LXX studies is committed to the study of the biblical text and its ancient versions. Although I focus on the Hebrew texts and the Greek, Latin, and Syriac versions in most of my posts, the Aramaic Targums are also a real interest of mine, even though I consider myself very much a novice in them.
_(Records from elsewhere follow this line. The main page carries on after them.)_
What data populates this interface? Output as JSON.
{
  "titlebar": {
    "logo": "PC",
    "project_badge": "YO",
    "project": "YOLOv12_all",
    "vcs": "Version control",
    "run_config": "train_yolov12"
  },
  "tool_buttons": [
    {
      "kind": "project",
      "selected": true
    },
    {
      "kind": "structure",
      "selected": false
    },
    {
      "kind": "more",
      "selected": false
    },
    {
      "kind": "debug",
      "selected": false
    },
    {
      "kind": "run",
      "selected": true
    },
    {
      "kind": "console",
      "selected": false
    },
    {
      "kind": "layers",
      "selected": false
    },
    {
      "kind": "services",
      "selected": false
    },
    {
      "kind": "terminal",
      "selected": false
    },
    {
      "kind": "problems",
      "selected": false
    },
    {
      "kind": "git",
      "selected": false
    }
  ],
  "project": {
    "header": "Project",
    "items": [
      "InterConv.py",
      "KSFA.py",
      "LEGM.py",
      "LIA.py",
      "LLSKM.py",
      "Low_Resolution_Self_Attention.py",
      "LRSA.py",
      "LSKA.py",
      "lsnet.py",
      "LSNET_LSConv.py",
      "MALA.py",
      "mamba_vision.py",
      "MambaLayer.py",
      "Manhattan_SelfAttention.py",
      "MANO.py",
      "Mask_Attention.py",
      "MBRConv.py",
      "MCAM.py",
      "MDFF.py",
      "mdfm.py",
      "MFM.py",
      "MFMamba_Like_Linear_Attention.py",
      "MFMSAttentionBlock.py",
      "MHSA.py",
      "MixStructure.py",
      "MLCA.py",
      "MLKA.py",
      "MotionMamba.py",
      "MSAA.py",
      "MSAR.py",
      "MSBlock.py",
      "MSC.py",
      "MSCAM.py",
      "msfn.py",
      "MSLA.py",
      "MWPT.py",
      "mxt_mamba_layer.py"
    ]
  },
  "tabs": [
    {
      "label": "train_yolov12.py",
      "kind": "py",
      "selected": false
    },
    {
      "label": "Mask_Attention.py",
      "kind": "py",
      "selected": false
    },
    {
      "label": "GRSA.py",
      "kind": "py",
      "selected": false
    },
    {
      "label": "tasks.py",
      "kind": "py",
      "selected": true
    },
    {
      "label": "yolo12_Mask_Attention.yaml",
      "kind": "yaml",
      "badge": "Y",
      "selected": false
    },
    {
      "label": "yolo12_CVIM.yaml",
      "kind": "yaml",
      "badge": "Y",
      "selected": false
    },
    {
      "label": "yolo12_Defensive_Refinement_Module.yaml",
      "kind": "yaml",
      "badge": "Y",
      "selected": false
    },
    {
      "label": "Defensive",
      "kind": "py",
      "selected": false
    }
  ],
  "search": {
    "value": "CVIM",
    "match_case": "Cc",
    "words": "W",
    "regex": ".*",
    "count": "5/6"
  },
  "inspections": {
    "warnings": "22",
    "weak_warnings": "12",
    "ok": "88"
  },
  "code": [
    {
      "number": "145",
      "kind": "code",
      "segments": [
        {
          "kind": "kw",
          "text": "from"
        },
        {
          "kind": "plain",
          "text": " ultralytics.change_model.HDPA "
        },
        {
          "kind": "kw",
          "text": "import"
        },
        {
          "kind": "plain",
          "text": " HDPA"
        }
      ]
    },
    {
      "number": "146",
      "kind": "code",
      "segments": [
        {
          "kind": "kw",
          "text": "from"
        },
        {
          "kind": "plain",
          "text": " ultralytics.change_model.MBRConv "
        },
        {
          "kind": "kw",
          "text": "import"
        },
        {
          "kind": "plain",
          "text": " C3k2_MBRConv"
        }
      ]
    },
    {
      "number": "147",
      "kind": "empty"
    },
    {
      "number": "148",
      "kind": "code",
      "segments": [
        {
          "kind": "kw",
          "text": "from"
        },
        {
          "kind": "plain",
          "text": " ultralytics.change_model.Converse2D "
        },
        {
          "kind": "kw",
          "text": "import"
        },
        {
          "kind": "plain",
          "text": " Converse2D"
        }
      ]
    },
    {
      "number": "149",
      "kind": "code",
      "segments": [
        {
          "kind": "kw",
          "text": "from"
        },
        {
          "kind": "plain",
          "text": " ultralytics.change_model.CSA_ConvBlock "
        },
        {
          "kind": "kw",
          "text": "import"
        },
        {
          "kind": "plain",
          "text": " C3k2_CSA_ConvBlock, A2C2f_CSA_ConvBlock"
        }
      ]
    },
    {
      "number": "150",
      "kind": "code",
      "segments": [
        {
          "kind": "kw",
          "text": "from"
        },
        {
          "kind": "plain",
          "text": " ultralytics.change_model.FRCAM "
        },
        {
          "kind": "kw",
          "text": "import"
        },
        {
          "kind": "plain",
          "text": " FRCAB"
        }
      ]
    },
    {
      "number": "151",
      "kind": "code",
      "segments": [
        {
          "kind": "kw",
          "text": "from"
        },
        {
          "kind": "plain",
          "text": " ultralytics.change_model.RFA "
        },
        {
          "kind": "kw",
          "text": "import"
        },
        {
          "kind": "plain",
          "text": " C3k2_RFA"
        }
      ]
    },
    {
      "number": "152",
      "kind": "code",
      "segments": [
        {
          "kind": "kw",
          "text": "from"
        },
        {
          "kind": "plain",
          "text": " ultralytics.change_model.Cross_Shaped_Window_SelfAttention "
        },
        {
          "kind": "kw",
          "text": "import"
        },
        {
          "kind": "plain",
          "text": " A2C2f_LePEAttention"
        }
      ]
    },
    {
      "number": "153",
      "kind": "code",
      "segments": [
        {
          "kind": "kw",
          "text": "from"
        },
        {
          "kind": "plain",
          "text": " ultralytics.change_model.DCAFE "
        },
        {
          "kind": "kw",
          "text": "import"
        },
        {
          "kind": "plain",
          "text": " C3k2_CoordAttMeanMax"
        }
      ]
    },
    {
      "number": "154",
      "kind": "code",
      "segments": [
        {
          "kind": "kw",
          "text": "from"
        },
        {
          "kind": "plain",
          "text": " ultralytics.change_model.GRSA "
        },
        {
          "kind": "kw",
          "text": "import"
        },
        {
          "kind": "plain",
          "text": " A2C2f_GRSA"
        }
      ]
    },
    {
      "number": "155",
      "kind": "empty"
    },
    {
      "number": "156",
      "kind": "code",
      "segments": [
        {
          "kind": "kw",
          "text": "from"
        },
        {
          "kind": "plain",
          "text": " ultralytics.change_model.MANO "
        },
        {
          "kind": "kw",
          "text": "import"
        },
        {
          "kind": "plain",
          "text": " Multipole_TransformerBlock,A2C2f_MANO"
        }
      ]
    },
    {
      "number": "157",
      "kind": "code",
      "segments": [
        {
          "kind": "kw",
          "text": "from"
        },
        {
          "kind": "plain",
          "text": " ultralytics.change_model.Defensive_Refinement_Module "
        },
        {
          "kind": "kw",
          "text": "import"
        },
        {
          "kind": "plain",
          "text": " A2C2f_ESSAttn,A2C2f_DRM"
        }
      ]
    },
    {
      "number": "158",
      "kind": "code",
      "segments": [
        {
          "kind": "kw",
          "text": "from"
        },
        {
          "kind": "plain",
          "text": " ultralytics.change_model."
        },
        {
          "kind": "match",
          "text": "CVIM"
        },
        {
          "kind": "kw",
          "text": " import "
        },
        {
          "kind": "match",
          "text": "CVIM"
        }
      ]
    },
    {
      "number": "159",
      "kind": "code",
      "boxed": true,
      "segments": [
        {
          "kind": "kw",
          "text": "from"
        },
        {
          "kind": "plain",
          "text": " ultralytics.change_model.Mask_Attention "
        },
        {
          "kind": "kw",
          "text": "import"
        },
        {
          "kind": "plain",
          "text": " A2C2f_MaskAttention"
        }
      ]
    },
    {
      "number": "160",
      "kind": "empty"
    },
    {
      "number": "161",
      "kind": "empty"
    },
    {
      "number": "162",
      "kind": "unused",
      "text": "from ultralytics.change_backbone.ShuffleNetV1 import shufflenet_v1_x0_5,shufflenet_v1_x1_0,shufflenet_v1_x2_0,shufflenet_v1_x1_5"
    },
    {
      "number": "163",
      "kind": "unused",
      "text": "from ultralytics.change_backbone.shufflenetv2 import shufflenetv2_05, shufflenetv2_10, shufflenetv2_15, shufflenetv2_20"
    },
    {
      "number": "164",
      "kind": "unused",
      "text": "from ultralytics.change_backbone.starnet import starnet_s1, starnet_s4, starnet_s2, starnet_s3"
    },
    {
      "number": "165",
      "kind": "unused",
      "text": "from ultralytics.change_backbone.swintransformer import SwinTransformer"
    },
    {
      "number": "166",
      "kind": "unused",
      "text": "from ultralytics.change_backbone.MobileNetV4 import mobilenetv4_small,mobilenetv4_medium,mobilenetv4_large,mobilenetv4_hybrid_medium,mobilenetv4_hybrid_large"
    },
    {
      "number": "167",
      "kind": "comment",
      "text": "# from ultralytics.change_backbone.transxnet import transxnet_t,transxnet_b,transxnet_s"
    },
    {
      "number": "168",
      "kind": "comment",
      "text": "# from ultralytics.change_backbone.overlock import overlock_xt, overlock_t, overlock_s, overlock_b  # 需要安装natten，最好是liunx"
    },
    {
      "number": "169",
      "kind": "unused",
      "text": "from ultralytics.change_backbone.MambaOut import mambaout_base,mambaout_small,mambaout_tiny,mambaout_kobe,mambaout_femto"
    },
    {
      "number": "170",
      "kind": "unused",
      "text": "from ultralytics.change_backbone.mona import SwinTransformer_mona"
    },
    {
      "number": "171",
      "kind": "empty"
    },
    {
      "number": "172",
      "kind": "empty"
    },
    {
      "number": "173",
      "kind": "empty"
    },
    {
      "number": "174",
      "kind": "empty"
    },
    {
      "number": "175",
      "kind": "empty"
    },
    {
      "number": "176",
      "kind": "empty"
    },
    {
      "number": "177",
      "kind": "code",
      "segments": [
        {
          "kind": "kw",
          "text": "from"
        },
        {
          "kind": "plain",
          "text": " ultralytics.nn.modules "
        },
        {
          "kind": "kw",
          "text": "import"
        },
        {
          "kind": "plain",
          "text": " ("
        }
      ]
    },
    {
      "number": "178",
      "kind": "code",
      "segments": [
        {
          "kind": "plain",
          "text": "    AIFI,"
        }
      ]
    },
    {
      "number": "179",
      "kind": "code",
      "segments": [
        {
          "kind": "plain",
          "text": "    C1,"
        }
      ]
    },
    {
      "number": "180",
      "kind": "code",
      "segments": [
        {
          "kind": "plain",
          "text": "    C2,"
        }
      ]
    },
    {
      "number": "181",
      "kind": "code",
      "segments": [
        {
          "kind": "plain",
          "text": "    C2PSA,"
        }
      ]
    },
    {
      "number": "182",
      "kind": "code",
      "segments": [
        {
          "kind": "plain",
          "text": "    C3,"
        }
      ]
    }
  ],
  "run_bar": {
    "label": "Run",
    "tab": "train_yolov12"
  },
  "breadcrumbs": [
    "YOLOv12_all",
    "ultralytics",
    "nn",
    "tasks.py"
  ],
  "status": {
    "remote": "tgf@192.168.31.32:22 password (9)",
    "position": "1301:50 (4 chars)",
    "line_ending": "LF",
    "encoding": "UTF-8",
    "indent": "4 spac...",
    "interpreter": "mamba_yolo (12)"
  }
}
Tyler Williams has drawn attention to a post by Robert Cargill in which Cargill dismantles Mark Driscoll’s use of Targum Neofiti, which he used in a sermon here. I don’t agree with all of Cargill’s critique (e.g. his appeal to the documentary hypothesis to understand certain aspects of Gen 1), but his argument that Targum Neofiti in Gen 1:1 is a conflation of the Hebrew Bible’s Gen. 1:1 and Prov. 8:22 is quite compelling. The Targum is trying to harmonize God and Wisdom as the agents of creation, and is not an ancient Trinitarian interpretation of Genesis 1:1. Today, I learned something about Targum Neofiti. Check out the links above, and you probably will too.
This incident is just a small example of why our pastors need to have more than a simplistic knowledge of the biblical languages and the biblical sources. Our theological institutions must hold the line and insist that their students demonstrate competence in the biblical languages in order for them to graduate with an MA or MDiv. We are not interpreting Homer or Virgil or some other sources of antiquity, which to get wrong has very little consequence. We are interpreting and teaching the Word of God, which to get wrong has very serious consequences as the history of the church bears witness.
Let us all (teachers and pastors) be warned and exhorted to study, do, and teach the Torah of YHWH faithfully (Ezra 7:10; 2 Timothy 2:15; James 3:1 etc.).